------ Source material

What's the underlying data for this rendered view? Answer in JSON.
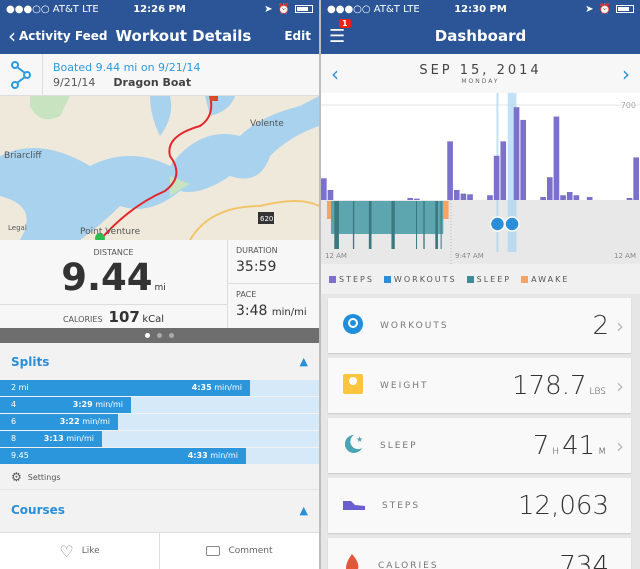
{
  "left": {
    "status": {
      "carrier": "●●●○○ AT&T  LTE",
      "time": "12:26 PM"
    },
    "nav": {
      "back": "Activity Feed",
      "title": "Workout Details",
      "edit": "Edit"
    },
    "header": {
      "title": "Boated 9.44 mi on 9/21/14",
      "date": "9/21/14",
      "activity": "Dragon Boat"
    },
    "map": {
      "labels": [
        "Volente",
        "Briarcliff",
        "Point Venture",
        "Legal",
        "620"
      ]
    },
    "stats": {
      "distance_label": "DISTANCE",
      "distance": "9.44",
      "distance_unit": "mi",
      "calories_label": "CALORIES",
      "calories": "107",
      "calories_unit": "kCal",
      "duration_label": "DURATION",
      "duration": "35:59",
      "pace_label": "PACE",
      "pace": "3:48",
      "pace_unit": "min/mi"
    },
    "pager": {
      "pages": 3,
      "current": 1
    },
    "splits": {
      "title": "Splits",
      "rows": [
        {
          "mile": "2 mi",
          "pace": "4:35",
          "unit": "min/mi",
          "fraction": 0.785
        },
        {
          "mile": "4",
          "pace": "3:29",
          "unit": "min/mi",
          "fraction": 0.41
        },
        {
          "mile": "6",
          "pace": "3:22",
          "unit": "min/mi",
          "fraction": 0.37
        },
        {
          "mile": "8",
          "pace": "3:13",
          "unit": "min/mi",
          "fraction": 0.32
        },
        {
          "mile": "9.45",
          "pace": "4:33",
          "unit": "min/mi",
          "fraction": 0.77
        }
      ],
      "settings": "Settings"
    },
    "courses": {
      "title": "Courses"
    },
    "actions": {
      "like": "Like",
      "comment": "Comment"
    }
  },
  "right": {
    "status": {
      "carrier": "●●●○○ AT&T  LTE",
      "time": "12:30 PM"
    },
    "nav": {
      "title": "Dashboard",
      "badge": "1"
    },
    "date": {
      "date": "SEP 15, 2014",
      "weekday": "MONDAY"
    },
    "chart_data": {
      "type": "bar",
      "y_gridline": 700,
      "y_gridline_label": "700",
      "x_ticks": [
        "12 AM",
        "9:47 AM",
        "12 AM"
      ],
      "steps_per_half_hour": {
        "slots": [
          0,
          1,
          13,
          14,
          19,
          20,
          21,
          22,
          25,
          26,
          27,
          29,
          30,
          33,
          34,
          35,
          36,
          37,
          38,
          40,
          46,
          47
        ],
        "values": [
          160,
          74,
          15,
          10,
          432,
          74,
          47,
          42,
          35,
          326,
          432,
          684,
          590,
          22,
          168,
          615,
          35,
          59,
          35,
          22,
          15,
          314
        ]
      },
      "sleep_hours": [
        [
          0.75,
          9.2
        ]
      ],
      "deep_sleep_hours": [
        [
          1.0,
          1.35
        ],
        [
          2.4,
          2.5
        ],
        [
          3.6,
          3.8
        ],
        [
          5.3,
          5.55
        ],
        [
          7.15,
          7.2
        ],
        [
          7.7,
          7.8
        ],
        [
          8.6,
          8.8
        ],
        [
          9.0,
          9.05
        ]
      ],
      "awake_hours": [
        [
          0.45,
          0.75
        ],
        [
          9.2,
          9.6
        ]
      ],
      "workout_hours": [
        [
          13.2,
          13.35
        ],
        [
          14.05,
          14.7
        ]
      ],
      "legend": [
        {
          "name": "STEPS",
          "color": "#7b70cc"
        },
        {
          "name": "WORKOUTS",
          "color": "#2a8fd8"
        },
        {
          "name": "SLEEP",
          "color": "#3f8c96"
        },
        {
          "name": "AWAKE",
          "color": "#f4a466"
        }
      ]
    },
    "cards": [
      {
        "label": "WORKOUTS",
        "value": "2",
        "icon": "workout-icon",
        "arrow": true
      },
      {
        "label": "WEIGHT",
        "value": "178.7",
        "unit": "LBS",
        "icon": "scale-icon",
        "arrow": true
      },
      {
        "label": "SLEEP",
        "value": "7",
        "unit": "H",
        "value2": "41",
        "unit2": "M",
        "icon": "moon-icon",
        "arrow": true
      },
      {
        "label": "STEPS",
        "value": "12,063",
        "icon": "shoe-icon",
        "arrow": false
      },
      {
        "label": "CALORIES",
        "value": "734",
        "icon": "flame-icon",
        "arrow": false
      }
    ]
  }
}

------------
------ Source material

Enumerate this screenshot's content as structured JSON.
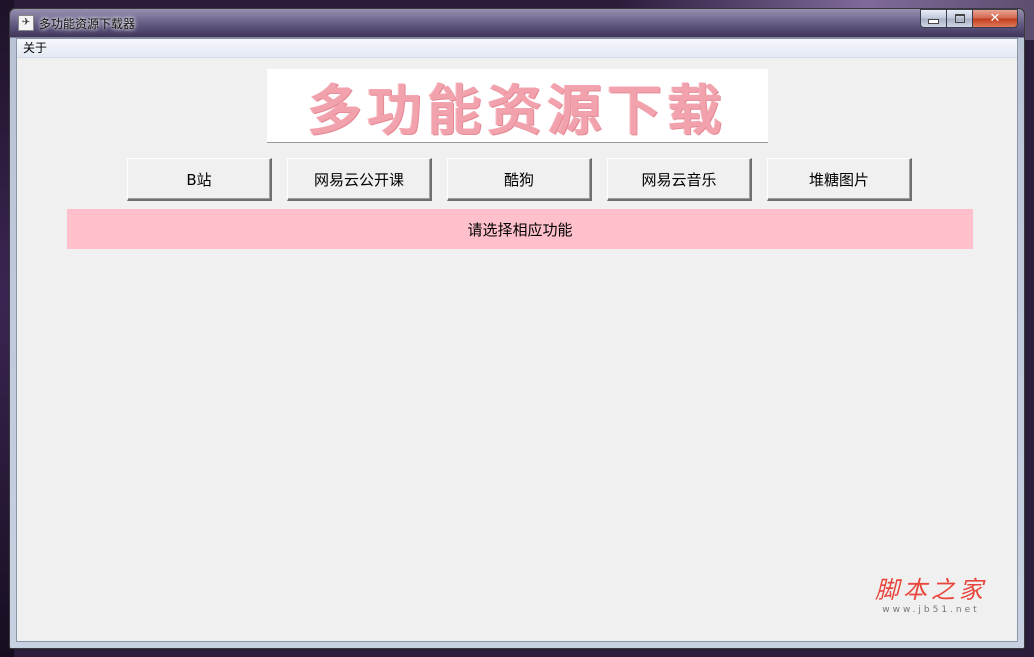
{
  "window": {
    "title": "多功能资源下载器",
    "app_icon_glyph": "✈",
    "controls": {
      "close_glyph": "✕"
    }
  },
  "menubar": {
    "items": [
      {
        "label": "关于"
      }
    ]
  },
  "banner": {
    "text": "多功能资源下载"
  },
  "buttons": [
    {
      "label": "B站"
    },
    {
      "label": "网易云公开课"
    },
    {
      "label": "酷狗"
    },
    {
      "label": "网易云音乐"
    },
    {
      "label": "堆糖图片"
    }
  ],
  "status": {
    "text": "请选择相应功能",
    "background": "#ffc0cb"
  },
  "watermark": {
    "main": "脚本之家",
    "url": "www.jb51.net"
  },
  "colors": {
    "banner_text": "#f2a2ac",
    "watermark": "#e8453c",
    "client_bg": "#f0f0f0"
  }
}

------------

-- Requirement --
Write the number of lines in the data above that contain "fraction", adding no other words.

-- Your response --
5